An Argentine newspaper has claimed that Irish players received bribes not to injure Lionel Messi at the opening game in the Aviva Stadium in 2010, but the story has been dismissed in the strongest possible terms by the Irish football association, FAI. According to La Nacion, a Fifa official was forced to go to extraordinary lengths to bring the Barcelona superstar and his team mates to Dublin.
Julio Grondona, who was implicated in the recent Fifa corruption scandal, is alleged to have arranged to bring Argentina to the Aviva to appease the FAI following the Thierry Henry's handball debacle. The paper claims the friendly was in jeopardy as Barcelona were playing a pre-season tour in Asia at the time and wanted an insurance policy in case Messi got injured.
It alleges that Grondona was unable to get an insurance payment, but tried to guarantee Messi’s safety by giving the Irish players €10,000 each to not injure the Barcelona superstar.
The FAI has issued a statement on Wednesday rejecting the newspaper's claims.
They said: “The Football Association of Ireland completely refutes the allegations made about the Republic of Ireland v Argentina friendly match in La Nacion as baseless.
“The match in question was organized by Kentaro and announced by press release prior to the World Cup play offs in 2009.
“We are consulting our legal advisers in relation to the article, and will be taking further steps.”
Kevin Kilbane, who played in the game, later insisted he did not receive any payment or instruction to stay away from Messi.
Kilbane told TV3: “I am totally unaware of it. There was no suggestion around the game that we were to stay clear of Lionel Messi, and of course none of the players received any money as payment regarding this.
“It’s total news to me and I’m sure it will be news to a lot of the other lads as well. It’s quite poor. There have been a lot of allegations over the last month or so aimed at us. Mud sticks, I suppose, and it’s not nice when these sort of allegations are being thrown against the players.
“It’s basically questioning us as professionals, it’s questioning us as people as well. But again, none of the players – I certainly didn’t take any money regarding this, and there’s nothing else really that I can add to it.”
Indeed, Kilbane admitted the claims had taken some of the gloss off what was a big occasion for Irish football.
He added: “To us, it was a big occasion because it was the opening of the Aviva.

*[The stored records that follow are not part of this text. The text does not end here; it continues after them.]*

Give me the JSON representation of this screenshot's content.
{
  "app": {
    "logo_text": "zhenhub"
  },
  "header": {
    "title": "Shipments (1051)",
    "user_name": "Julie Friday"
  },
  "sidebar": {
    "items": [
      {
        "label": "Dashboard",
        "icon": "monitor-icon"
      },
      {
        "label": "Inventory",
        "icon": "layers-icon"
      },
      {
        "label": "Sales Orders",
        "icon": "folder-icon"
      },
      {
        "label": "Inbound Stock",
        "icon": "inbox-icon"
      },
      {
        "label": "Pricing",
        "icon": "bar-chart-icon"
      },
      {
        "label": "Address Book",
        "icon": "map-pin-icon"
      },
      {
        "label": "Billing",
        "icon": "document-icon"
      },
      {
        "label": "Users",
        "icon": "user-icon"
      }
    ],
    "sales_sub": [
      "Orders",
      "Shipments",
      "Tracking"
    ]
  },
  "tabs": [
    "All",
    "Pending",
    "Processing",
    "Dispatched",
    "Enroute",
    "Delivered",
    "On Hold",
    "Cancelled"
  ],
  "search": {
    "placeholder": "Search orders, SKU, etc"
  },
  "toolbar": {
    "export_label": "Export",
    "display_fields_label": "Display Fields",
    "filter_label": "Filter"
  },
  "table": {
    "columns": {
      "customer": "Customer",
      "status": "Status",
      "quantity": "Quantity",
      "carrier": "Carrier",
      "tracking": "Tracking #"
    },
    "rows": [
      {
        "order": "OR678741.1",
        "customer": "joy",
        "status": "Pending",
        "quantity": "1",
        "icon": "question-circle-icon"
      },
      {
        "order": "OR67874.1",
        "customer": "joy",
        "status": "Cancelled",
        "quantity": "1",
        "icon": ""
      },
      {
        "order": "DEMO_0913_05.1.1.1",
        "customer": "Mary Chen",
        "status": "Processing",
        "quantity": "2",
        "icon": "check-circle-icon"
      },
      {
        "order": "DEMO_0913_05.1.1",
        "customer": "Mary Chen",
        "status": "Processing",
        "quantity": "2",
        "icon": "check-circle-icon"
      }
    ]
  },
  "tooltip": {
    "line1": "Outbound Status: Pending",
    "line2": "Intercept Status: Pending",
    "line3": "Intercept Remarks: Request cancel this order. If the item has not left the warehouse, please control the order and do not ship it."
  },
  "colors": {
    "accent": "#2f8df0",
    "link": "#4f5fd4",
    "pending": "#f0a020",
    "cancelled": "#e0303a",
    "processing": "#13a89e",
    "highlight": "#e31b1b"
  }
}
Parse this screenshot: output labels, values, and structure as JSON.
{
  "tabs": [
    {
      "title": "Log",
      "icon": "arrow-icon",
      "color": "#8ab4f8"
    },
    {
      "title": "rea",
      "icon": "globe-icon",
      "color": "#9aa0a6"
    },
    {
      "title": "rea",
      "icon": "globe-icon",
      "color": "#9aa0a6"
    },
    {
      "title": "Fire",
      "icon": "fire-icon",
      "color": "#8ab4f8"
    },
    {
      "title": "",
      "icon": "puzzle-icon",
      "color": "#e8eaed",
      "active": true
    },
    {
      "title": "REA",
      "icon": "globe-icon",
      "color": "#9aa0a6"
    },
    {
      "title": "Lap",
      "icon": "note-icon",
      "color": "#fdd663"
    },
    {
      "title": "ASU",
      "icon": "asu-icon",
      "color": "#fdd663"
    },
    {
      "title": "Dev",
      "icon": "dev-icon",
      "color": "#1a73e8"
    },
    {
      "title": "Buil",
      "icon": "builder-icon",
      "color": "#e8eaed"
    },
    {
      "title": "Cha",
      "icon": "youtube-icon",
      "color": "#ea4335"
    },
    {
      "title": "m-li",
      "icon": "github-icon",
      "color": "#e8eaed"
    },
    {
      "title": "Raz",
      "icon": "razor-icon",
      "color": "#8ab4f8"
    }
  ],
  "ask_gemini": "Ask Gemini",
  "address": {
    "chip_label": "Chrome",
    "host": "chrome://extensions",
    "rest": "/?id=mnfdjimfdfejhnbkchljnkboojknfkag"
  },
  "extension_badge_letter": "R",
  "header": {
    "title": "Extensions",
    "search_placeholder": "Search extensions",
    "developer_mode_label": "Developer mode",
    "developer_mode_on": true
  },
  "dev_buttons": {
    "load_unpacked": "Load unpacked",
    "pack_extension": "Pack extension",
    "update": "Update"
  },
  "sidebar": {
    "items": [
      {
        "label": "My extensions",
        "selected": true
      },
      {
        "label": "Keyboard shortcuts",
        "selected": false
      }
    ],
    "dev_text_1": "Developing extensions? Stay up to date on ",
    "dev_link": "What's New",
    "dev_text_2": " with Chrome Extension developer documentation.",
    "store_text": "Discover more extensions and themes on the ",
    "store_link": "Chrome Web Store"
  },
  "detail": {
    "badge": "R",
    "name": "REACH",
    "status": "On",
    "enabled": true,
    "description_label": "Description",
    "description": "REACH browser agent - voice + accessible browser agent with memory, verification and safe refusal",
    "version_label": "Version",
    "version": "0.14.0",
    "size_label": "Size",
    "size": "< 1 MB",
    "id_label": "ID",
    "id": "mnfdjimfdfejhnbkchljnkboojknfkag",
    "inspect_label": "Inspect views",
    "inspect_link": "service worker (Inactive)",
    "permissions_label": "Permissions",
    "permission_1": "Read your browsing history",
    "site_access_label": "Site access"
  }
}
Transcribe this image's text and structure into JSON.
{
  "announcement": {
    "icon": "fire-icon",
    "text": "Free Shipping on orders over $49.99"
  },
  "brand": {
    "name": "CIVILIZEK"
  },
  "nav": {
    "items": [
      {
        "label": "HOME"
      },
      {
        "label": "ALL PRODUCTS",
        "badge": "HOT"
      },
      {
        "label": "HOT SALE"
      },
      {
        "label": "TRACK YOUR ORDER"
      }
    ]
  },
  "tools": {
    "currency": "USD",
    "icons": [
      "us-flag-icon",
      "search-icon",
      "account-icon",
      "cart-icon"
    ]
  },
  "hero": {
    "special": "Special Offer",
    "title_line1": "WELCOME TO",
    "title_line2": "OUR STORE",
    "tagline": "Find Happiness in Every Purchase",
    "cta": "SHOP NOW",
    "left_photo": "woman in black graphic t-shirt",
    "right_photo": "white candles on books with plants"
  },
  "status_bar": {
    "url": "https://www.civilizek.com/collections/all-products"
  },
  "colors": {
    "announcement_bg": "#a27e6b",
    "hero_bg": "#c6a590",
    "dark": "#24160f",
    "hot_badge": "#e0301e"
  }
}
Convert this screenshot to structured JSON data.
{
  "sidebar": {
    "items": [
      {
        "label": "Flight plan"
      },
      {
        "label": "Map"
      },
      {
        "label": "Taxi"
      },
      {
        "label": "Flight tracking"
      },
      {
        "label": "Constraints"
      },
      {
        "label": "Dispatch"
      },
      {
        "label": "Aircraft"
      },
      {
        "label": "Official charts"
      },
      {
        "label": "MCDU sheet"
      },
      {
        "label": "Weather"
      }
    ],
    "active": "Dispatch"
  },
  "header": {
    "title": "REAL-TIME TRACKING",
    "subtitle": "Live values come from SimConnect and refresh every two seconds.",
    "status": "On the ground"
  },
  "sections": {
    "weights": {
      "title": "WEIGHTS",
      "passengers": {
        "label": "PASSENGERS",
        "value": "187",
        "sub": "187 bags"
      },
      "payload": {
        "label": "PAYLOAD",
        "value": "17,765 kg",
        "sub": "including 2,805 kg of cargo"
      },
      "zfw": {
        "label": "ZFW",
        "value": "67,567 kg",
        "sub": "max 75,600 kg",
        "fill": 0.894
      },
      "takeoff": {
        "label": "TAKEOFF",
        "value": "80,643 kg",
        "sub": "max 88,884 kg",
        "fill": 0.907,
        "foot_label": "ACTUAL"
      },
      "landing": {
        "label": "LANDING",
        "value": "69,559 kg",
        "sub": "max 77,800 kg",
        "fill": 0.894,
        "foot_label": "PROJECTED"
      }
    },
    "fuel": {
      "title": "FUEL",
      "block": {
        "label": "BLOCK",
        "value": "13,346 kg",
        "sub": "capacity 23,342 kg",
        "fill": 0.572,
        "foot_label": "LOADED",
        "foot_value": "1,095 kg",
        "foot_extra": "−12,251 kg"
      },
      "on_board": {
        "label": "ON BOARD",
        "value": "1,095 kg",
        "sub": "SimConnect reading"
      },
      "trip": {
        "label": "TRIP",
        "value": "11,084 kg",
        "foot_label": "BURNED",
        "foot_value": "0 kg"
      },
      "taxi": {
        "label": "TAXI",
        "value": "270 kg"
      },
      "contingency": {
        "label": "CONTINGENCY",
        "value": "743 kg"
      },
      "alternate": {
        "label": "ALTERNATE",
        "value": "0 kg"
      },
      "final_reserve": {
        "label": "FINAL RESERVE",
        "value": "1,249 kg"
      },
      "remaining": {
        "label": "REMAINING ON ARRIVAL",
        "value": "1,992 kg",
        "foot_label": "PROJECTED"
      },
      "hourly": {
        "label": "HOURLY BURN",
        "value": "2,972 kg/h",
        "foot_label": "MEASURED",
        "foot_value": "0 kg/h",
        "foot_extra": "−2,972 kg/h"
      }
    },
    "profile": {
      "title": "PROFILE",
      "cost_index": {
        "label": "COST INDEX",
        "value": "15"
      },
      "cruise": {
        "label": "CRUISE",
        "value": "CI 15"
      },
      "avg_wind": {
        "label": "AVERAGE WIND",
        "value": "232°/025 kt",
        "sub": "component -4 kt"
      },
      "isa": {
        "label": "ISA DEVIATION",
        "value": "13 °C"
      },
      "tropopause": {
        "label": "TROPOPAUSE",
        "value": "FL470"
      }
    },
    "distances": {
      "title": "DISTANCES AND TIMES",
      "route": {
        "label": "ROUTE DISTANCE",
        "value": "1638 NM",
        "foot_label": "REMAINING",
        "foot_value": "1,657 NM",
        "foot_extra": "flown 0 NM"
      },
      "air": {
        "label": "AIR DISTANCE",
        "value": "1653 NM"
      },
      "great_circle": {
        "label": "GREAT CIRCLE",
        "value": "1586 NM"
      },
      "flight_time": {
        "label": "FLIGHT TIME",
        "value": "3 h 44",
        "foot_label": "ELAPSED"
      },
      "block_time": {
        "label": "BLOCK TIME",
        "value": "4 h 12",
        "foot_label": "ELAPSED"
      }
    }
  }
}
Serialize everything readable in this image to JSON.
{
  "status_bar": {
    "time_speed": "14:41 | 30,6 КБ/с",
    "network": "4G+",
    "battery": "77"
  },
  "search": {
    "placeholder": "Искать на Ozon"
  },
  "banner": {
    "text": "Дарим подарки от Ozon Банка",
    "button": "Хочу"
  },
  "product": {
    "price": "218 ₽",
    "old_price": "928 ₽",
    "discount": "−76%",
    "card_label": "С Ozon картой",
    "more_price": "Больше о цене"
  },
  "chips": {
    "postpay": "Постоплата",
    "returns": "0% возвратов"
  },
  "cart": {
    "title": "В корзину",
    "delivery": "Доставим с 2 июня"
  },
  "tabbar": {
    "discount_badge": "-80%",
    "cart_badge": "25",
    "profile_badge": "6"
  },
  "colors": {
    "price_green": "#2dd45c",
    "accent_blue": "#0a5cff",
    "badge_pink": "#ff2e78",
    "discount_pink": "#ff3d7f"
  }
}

We lost the game – I think it was Di Maria who scored the goal, as it turned out – and it was a great occasion to be part of, the first ever game at the Aviva.
“It seems to me they have looked at what’s happened over the last month, they have looked at the allegations that have been made against us and they have come up with a theory. Again, I totally refute it, totally deny it” insisted Kilbane.